Uganda Traders Strike over High Bank Interest Rates
The Uganda shilling was little changed against the dollar on Wednesday and traders awaited the results of a Treasury bill auction and a possible escalation of a strike by traders and shopkeepers.
Bank of Uganda (BoU) is later today due to release results of Treasury bill auction worth 110 billion shillings ($44.8 million) of different maturities. Traders and shopkeepers across the Ugandan capital Kampala and other towns shuttered their businesses for three days beginning Wednesday to protest high interest rates charged by commercial banks.
At 1037 GMT commercial banks in Kampala quoted local currency at 2,450/2,460, the same as Tuesday's close.
"The market is more or less stable and traders are holding their cards waiting to see whether the auction will be heavily oversubscribed and the level of offshore participation," said Ahmed Kalule, dealer at Bank of Africa.
"The strike by traders could also unnerve the markets if it escalates because some of the traders do buy forex so their absence from the market might have some impact."
The traders are demanding that commercial banks stop hiking interest rates on old loans, an action commercial banks say is impossible because they have to raise rates to accommodate the high cost of money.
A tight monetary policy has helped the currency of one of Africa's leading coffee producers to recover 15.4 percent from its record low of 2,901 hit on Sept. 23.
The central bank raised its Central Bank Rate (CBR) for four consecutive months from August last year but paused the policy tightening in December after inflation started easing.

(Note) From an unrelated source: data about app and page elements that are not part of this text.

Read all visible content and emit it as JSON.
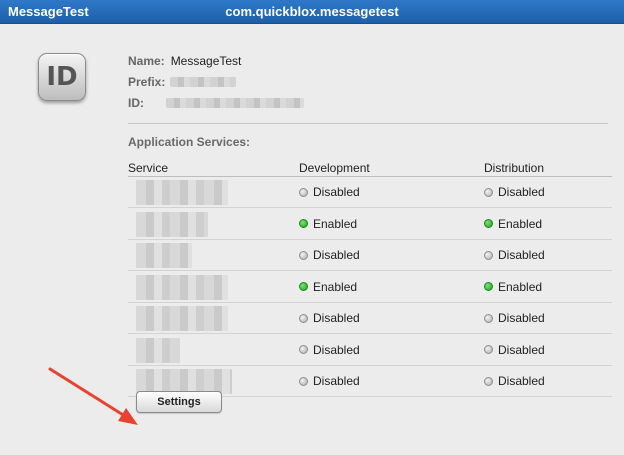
{
  "window": {
    "app_name": "MessageTest",
    "bundle_id": "com.quickblox.messagetest"
  },
  "app_info": {
    "icon_text": "ID",
    "name_label": "Name:",
    "name_value": "MessageTest",
    "prefix_label": "Prefix:",
    "id_label": "ID:"
  },
  "services": {
    "section_title": "Application Services:",
    "columns": [
      "Service",
      "Development",
      "Distribution"
    ],
    "rows": [
      {
        "development": "Disabled",
        "distribution": "Disabled",
        "dev_color": "#a9a9a9",
        "dist_color": "#a9a9a9"
      },
      {
        "development": "Enabled",
        "distribution": "Enabled",
        "dev_color": "#17a517",
        "dist_color": "#17a517"
      },
      {
        "development": "Disabled",
        "distribution": "Disabled",
        "dev_color": "#a9a9a9",
        "dist_color": "#a9a9a9"
      },
      {
        "development": "Enabled",
        "distribution": "Enabled",
        "dev_color": "#17a517",
        "dist_color": "#17a517"
      },
      {
        "development": "Disabled",
        "distribution": "Disabled",
        "dev_color": "#a9a9a9",
        "dist_color": "#a9a9a9"
      },
      {
        "development": "Disabled",
        "distribution": "Disabled",
        "dev_color": "#a9a9a9",
        "dist_color": "#a9a9a9"
      },
      {
        "development": "Disabled",
        "distribution": "Disabled",
        "dev_color": "#a9a9a9",
        "dist_color": "#a9a9a9"
      }
    ]
  },
  "actions": {
    "settings_label": "Settings"
  },
  "colors": {
    "titlebar": "#2f79c8",
    "enabled": "#17a517",
    "disabled": "#a9a9a9",
    "annotation_arrow": "#e8432f"
  }
}
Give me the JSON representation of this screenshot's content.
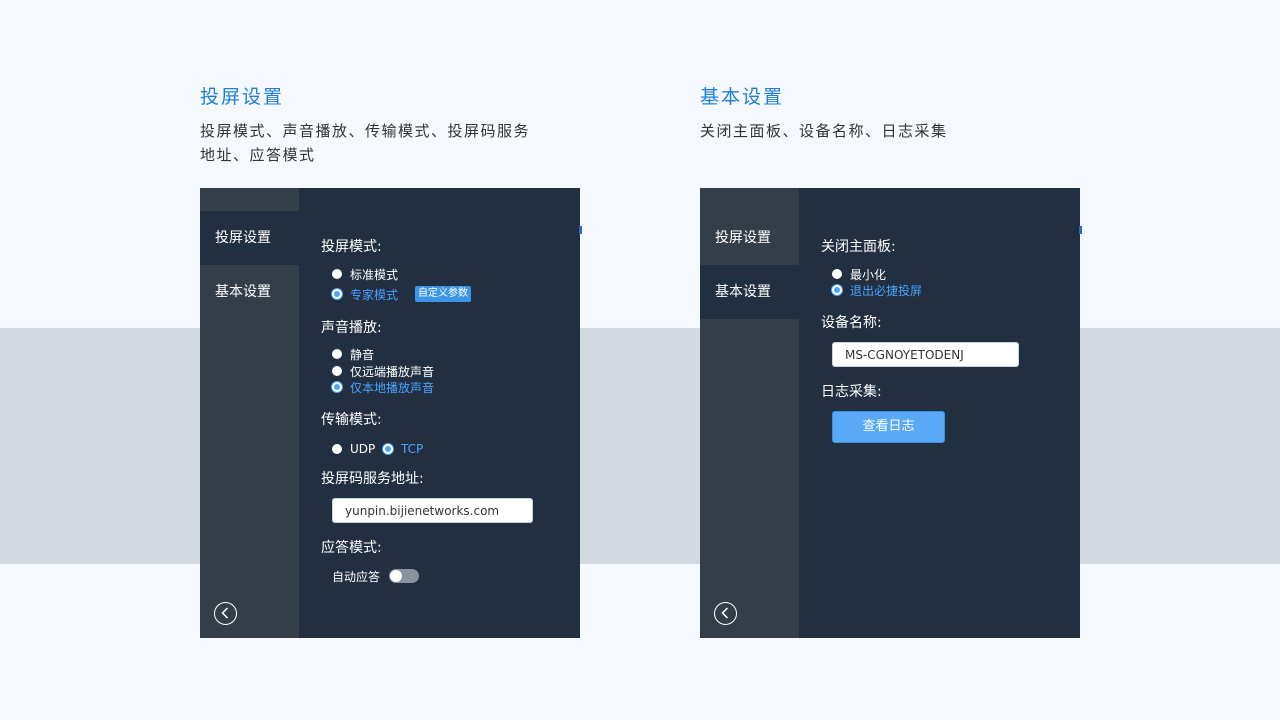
{
  "left_intro": {
    "title": "投屏设置",
    "desc_line1": "投屏模式、声音播放、传输模式、投屏码服务",
    "desc_line2": "地址、应答模式"
  },
  "right_intro": {
    "title": "基本设置",
    "desc": "关闭主面板、设备名称、日志采集"
  },
  "sidebar": {
    "items": [
      {
        "label": "投屏设置"
      },
      {
        "label": "基本设置"
      }
    ],
    "back_icon": "chevron-left-circle-icon"
  },
  "screen_settings": {
    "mode": {
      "label": "投屏模式:",
      "options": [
        "标准模式",
        "专家模式"
      ],
      "selected": "专家模式",
      "custom_params_label": "自定义参数"
    },
    "sound": {
      "label": "声音播放:",
      "options": [
        "静音",
        "仅远端播放声音",
        "仅本地播放声音"
      ],
      "selected": "仅本地播放声音"
    },
    "transport": {
      "label": "传输模式:",
      "options": [
        "UDP",
        "TCP"
      ],
      "selected": "TCP"
    },
    "server_address": {
      "label": "投屏码服务地址:",
      "value": "yunpin.bijienetworks.com"
    },
    "answer_mode": {
      "label": "应答模式:",
      "toggle_label": "自动应答",
      "enabled": false
    }
  },
  "basic_settings": {
    "close_panel": {
      "label": "关闭主面板:",
      "options": [
        "最小化",
        "退出必捷投屏"
      ],
      "selected": "退出必捷投屏"
    },
    "device_name": {
      "label": "设备名称:",
      "value": "MS-CGNOYETODENJ"
    },
    "log": {
      "label": "日志采集:",
      "button_label": "查看日志"
    }
  },
  "colors": {
    "accent": "#4aa3ff",
    "title_blue": "#1f7fd6",
    "panel_bg": "#212f40",
    "sidebar_bg": "#343e49"
  }
}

The bank has left the CBR unchanged for December and January at 23 percent following successive slowdowns in the country's inflation in November and December.
"We're waiting to see the results of the auction and I think we're likely to see a firmer direction for the shilling after they (results) are in," said Faisal Bukenya, head of market making at Barclays Bank Uganda.